It’s more interesting at the back; we can see the independent suspension and a bit of the rear all-wheel drive (AWD) motor. The driveshafts look skinny, but the Solterra comes from a good 4×4 heritage. There’s no tow bar, and a 750kg towing weight means we won’t be taking the bowser out.
Opening the bonnet, we can see a section of the electric power unit. It’s an AC permanent-magnet synchronous motor that produces 107bhp. At the back, we have an identical motor that provides drive to the rear wheels. This gives the Solterra a combined maximum power of 215bhp and 337Nm of torque. With a zero to 62mph of 6.9 seconds and a top speed of 100mph, the Solterra should be fun. Off-road looks promising too; the Solterra’s permanent AWD uses the X-mode system.

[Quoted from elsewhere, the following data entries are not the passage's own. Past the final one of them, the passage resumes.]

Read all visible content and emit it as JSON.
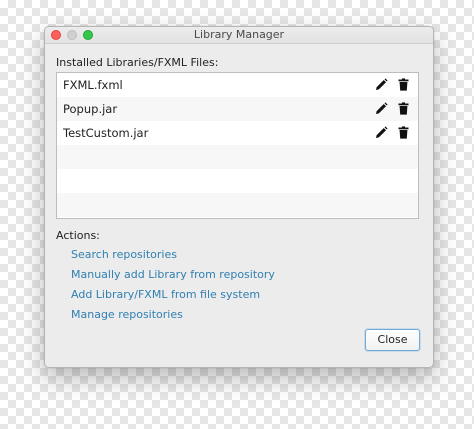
{
  "window": {
    "title": "Library Manager"
  },
  "installed": {
    "label": "Installed Libraries/FXML Files:",
    "items": [
      {
        "name": "FXML.fxml"
      },
      {
        "name": "Popup.jar"
      },
      {
        "name": "TestCustom.jar"
      }
    ]
  },
  "actions": {
    "label": "Actions:",
    "links": [
      "Search repositories",
      "Manually add Library from repository",
      "Add Library/FXML from file system",
      "Manage repositories"
    ]
  },
  "footer": {
    "close_label": "Close"
  },
  "icons": {
    "edit": "pencil-icon",
    "delete": "trash-icon"
  },
  "colors": {
    "link": "#2f7fb2",
    "focus": "#6ea9d8",
    "traffic_close": "#fc605c",
    "traffic_max": "#34c84a"
  }
}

Room for kit
The boot is of a reasonable size, although tall dogs may struggle. There’s plenty of room for kit or shopping, easily taking six bags of wheat and room for a cocker. The gun slip squeezes in at an angle, but my rifle sticks are definitely a back seat job. With the seats down, the space doubles but it would be nice if the load area was flat. (Read more about transporting guns in cars.)
It’s plush inside. The practicalities of light-coloured carpet seats are up for debate, but they’re comfortable and heated. The sleek black dash with a central 12.3in touchscreen looks high-end and has all the latest gadgets, entertainment, connectivity, driver safety aids and all the usual acronyms. There is optional wireless mobile charging, a 360-degree panoramic view monitor and a driver-monitoring camera to keep an eye on you on long journeys as well. Reversing out of my driveway, the Solterra handles the craters well, with only a mild bit of rocking from the suspension. Pulling out on to the back road with a heavy right foot, the electric motors launch us down the lane. It handles the ripples in the road well, and the handling feels positive through the twisty bits. It’s a comfortable ride, but it would be a good idea to increase the stiffness of the suspension.
The drive is smooth and constant in eco and normal mode, but power mode livens things up. X-mode has three settings: snow/mud, deep snow/mud (up to 13mph) and grip control for off-piste (up to 6mph).
Heading into the wood there is a lot of tyre spinning, but after a pause the AWD system kicks in. Straddling the ruts through the wood, the all-wheel drive performs well. An addition of raisable suspension to the X-mode settings would be good, but the 177mm has done well.
The Solterra is nimble through the avenue up to the wet wood and handles the potholes with ease, with a bit of bouncing. Traction along the woodland track is good, the X-mode keeping us on the straight and narrow. I like the stealthiness of the electric motor, and it’s not been bad on eco safari around Edwardshire.
The Solterra is a versatile SUV that performs well on and off-road. It’s comfortable, with an understated high-end feel. It could do with a bit more ground clearance and maybe a tweak to the suspension, but overall it’s pretty impressive off-road. Regarding buying one, I would recommend getting the fast charging plumbed in for optimal use. The three-pin AC charging is a bit long-winded and frustrating. It claims 91/2 hours for a full charge, but I was getting around 80 miles of charge in eight hours, and it seemed like I was having to plug it in all the time while parked up. I’m sure a fast charge would improve the situation.
With a range of 286 miles its eco-credentials look good, but you do have to drive it sedately to achieve that. That said, it is fun to drive and definitely capable of a day in the field. The Solterra is available in two specs and, unlike the Toyota variant, AWD is standard on both. The Limited version like this starts at £49,995 on the road, and the higher-spec Touring is £52,995.
Solterra – need to know
- Manufacturer Subaru
- Front motor 107bhp
- Rear motor 107bhp
- Max power 215bhp
- Maximum torque 337nm
- Top speed 100mph, 0 to 62mph 6.9 seconds
- Range 286 miles
- Battery Type Lithium ion
- Nominal voltage 355
- Capacity 71.4kWh
- No of cells 96
- Ground clearance 177mm
- Towing weight 750kg